Treating Breast Cancer with Tamoxifen May Also Protect the Heart (dateline February 25, 2005)
Researchers have long known that the drug tamoxifen (brand name, Nolvadex) can help treat or prevent breast cancer in some women. However, according to a new study, tamoxifen may also significantly reduce the risk of heart attack or heart stress symptoms such as angina (severe chest pain). Past studies have shown that tamoxifen may reduce LDL ("bad") cholesterol. According to the new study, published in the journal Cancer, heart benefits typically occur within two years of tamoxifen use and remain for the duration of treatment.
Tamoxifen has been prescribed to women for over two decades to help treat breast cancer. More recently, tamoxifen has been used as to treat early stage breast cancer after breast surgery (lumpectomy or mastectomy). Tamoxifen has been shown to help prevent the original breast cancer from returning after breast surgery while also hindering the development of new cancers in the opposite breast.
In late 1998, tamoxifen became the first drug to be approved by the U.S. Food and Drug Administration (FDA) to prevent breast cancer after research showed it reduced the chances of developing breast cancer by 50% in women at high risk.
Tamoxifen is an "anti-estrogen" and works by competing with estrogen to bind to estrogen receptors in breast cancer cells that are estrogen-sensitive. About 80% of breast cancer patients have estrogen-sensitive breast cancer. By blocking estrogen in the breast, tamoxifen helps slow the growth and reproduction of breast cancer cells.
To study whether tamoxifen can protect the heart in addition to treating or preventing breast cancer, Brian D. Bradbury, D.Sc., M.A. and his colleagues of Boston University's Schools of Medicine and Public Health reviewed over 3,000 medical records of breast cancer patients treated with tamoxifen and over 4,000 medical records of patients with other cancers (bladder, colorectal, or non-melanoma skin cancers) who had not treated with tamoxifen.
The study results showed that the women on tamoxifen were significantly less likely to develop symptomatic heart disease than those who did not receive tamoxifen. The protective effect began within two years of beginning tamoxifen treatment and remained for the duration of treatment (in the study, this duration was five years). Because tamoxifen slightly increases the risk of endometrial cancer and other conditions, most women are prescribed to take tamoxifen for a period of five years to help treat breast cancer.

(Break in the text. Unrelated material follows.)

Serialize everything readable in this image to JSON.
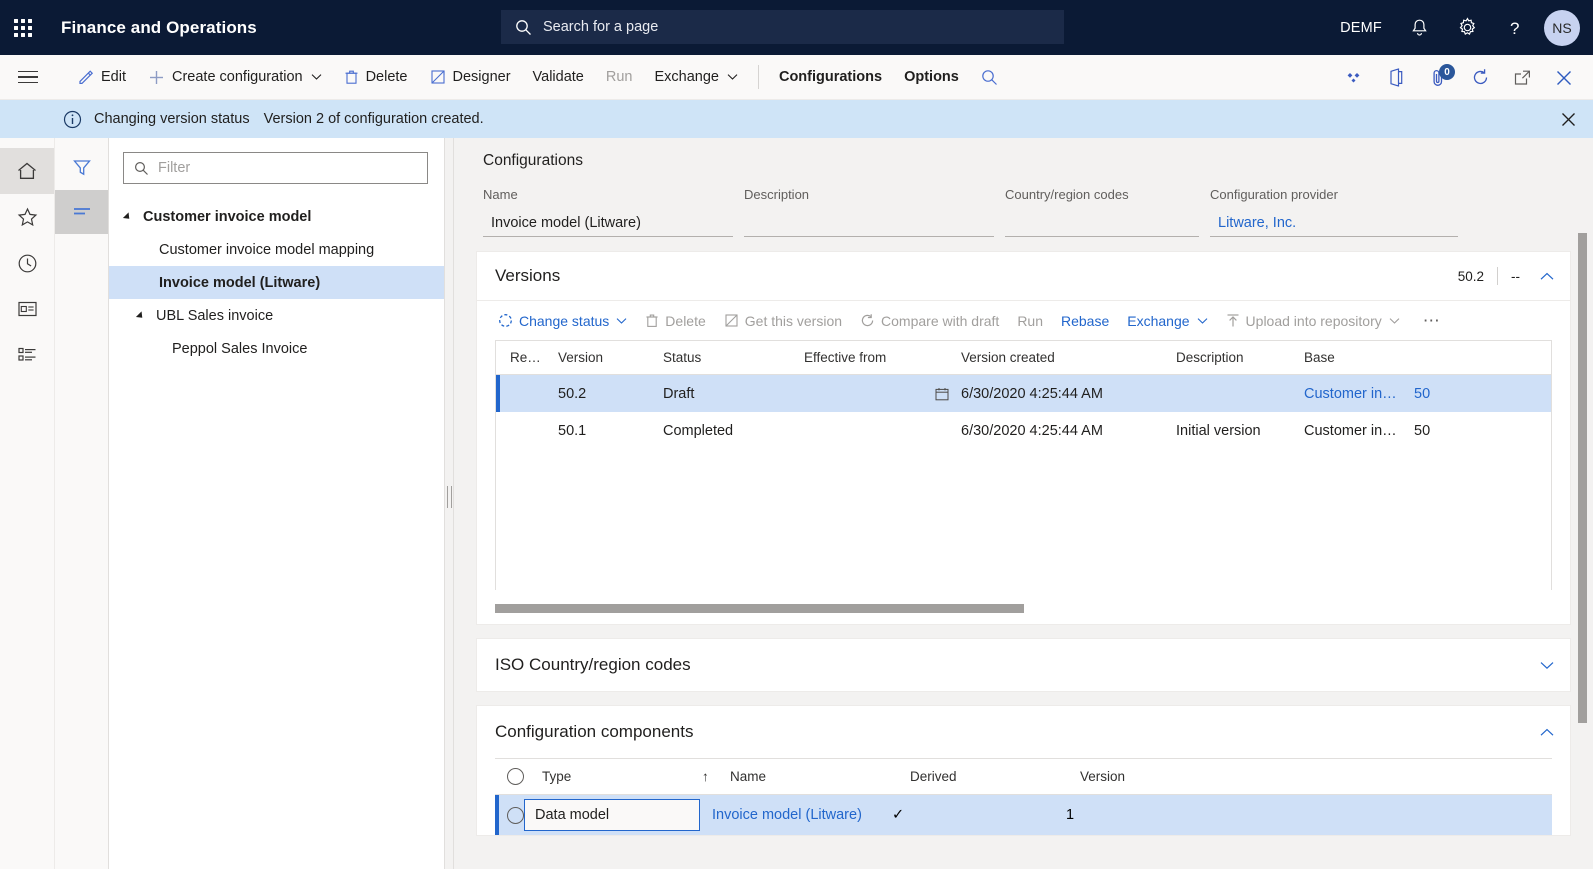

While the results of this study show that tamoxifen may help protect the heart, tamoxifen is a breast cancer treatment and is not prescribed for cardiovascular disease. Thus, heart protection appears to be an added benefit of the treatment.
Tamoxifen is associated with a number of side effects, most of them temporary. These include hot flashes and other menopausal symptoms. Tamoxifen has also been linked to other potentially serious conditions, including endometrial cancer, serious blood clots, and stroke. While the benefits of treating breast cancer with tamoxifen typically outweigh the risks for most breast cancer patients, the decision to use tamoxifen should be made carefully by the physician and patient together, taking into account the patients individual medical situation.